━━━━━ MATERIAL SUPPLIED ━━━━━
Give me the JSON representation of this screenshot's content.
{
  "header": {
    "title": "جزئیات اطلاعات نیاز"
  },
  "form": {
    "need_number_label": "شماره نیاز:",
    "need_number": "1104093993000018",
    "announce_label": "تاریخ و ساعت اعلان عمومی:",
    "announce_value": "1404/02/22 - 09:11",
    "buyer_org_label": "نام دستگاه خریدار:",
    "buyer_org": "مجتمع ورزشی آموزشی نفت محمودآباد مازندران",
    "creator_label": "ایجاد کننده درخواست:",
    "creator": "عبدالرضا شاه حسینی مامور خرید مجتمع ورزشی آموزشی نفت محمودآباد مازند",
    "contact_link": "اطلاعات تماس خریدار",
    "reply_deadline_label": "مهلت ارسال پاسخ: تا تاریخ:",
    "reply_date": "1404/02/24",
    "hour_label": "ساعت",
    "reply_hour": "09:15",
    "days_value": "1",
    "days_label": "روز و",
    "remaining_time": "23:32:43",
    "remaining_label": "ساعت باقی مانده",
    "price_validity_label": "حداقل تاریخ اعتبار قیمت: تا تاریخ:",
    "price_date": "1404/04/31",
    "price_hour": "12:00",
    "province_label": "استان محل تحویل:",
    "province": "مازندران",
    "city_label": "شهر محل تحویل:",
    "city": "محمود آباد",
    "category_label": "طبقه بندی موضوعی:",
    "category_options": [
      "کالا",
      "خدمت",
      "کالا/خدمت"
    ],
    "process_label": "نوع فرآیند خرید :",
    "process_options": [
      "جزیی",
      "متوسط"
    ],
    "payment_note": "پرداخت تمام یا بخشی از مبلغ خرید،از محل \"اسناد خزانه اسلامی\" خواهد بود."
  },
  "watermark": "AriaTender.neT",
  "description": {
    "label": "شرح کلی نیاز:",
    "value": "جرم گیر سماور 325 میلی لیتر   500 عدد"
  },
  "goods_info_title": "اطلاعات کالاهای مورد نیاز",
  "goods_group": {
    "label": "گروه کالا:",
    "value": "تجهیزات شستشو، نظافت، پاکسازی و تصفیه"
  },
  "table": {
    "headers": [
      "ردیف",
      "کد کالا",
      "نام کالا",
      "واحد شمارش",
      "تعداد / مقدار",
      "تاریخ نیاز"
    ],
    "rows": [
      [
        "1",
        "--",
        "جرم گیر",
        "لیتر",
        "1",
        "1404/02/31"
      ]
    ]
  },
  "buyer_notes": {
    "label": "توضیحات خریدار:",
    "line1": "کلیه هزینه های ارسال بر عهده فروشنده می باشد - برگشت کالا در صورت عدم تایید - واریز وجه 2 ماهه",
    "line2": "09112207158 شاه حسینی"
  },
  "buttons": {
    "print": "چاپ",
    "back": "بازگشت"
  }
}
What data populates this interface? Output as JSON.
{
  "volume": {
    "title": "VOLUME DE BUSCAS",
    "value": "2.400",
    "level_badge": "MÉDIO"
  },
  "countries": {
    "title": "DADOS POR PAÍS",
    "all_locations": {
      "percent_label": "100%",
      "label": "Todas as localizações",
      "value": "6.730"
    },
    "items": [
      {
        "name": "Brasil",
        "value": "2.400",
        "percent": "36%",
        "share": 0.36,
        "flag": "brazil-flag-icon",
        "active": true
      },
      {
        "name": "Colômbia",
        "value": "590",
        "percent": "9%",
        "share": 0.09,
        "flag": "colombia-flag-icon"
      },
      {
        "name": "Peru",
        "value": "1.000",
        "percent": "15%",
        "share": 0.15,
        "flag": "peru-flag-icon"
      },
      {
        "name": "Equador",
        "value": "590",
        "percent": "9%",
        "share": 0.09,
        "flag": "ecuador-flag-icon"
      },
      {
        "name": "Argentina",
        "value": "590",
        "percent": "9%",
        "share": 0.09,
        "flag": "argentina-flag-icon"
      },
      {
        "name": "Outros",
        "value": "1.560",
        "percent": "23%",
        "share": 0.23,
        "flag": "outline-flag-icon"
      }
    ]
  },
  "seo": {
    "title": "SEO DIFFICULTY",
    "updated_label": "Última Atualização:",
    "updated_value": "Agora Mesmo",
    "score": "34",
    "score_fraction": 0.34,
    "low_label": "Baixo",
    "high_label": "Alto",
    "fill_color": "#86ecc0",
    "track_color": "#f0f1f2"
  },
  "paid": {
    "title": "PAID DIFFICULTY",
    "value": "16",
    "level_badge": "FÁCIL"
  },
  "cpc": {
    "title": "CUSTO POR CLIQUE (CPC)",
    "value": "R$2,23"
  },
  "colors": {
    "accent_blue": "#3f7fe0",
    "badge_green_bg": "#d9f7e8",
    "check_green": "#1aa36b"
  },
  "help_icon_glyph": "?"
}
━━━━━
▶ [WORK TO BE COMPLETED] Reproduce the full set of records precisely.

▶ [ANSWER BOX]
Give me the JSON representation of this screenshot's content.
{
  "header": {
    "title": "جزئیات اطلاعات نیاز"
  },
  "form": {
    "need_number_label": "شماره نیاز:",
    "need_number": "1104093993000018",
    "announce_label": "تاریخ و ساعت اعلان عمومی:",
    "announce_value": "1404/02/22 - 09:11",
    "buyer_org_label": "نام دستگاه خریدار:",
    "buyer_org": "مجتمع ورزشی آموزشی نفت محمودآباد مازندران",
    "creator_label": "ایجاد کننده درخواست:",
    "creator": "عبدالرضا شاه حسینی مامور خرید مجتمع ورزشی آموزشی نفت محمودآباد مازند",
    "contact_link": "اطلاعات تماس خریدار",
    "reply_deadline_label": "مهلت ارسال پاسخ: تا تاریخ:",
    "reply_date": "1404/02/24",
    "hour_label": "ساعت",
    "reply_hour": "09:15",
    "days_value": "1",
    "days_label": "روز و",
    "remaining_time": "23:32:43",
    "remaining_label": "ساعت باقی مانده",
    "price_validity_label": "حداقل تاریخ اعتبار قیمت: تا تاریخ:",
    "price_date": "1404/04/31",
    "price_hour": "12:00",
    "province_label": "استان محل تحویل:",
    "province": "مازندران",
    "city_label": "شهر محل تحویل:",
    "city": "محمود آباد",
    "category_label": "طبقه بندی موضوعی:",
    "category_options": [
      "کالا",
      "خدمت",
      "کالا/خدمت"
    ],
    "process_label": "نوع فرآیند خرید :",
    "process_options": [
      "جزیی",
      "متوسط"
    ],
    "payment_note": "پرداخت تمام یا بخشی از مبلغ خرید،از محل \"اسناد خزانه اسلامی\" خواهد بود."
  },
  "watermark": "AriaTender.neT",
  "description": {
    "label": "شرح کلی نیاز:",
    "value": "جرم گیر سماور 325 میلی لیتر   500 عدد"
  },
  "goods_info_title": "اطلاعات کالاهای مورد نیاز",
  "goods_group": {
    "label": "گروه کالا:",
    "value": "تجهیزات شستشو، نظافت، پاکسازی و تصفیه"
  },
  "table": {
    "headers": [
      "ردیف",
      "کد کالا",
      "نام کالا",
      "واحد شمارش",
      "تعداد / مقدار",
      "تاریخ نیاز"
    ],
    "rows": [
      [
        "1",
        "--",
        "جرم گیر",
        "لیتر",
        "1",
        "1404/02/31"
      ]
    ]
  },
  "buyer_notes": {
    "label": "توضیحات خریدار:",
    "line1": "کلیه هزینه های ارسال بر عهده فروشنده می باشد - برگشت کالا در صورت عدم تایید - واریز وجه 2 ماهه",
    "line2": "09112207158 شاه حسینی"
  },
  "buttons": {
    "print": "چاپ",
    "back": "بازگشت"
  }
}
What data populates this interface? Output as JSON.
{
  "volume": {
    "title": "VOLUME DE BUSCAS",
    "value": "2.400",
    "level_badge": "MÉDIO"
  },
  "countries": {
    "title": "DADOS POR PAÍS",
    "all_locations": {
      "percent_label": "100%",
      "label": "Todas as localizações",
      "value": "6.730"
    },
    "items": [
      {
        "name": "Brasil",
        "value": "2.400",
        "percent": "36%",
        "share": 0.36,
        "flag": "brazil-flag-icon",
        "active": true
      },
      {
        "name": "Colômbia",
        "value": "590",
        "percent": "9%",
        "share": 0.09,
        "flag": "colombia-flag-icon"
      },
      {
        "name": "Peru",
        "value": "1.000",
        "percent": "15%",
        "share": 0.15,
        "flag": "peru-flag-icon"
      },
      {
        "name": "Equador",
        "value": "590",
        "percent": "9%",
        "share": 0.09,
        "flag": "ecuador-flag-icon"
      },
      {
        "name": "Argentina",
        "value": "590",
        "percent": "9%",
        "share": 0.09,
        "flag": "argentina-flag-icon"
      },
      {
        "name": "Outros",
        "value": "1.560",
        "percent": "23%",
        "share": 0.23,
        "flag": "outline-flag-icon"
      }
    ]
  },
  "seo": {
    "title": "SEO DIFFICULTY",
    "updated_label": "Última Atualização:",
    "updated_value": "Agora Mesmo",
    "score": "34",
    "score_fraction": 0.34,
    "low_label": "Baixo",
    "high_label": "Alto",
    "fill_color": "#86ecc0",
    "track_color": "#f0f1f2"
  },
  "paid": {
    "title": "PAID DIFFICULTY",
    "value": "16",
    "level_badge": "FÁCIL"
  },
  "cpc": {
    "title": "CUSTO POR CLIQUE (CPC)",
    "value": "R$2,23"
  },
  "colors": {
    "accent_blue": "#3f7fe0",
    "badge_green_bg": "#d9f7e8",
    "check_green": "#1aa36b"
  },
  "help_icon_glyph": "?"
}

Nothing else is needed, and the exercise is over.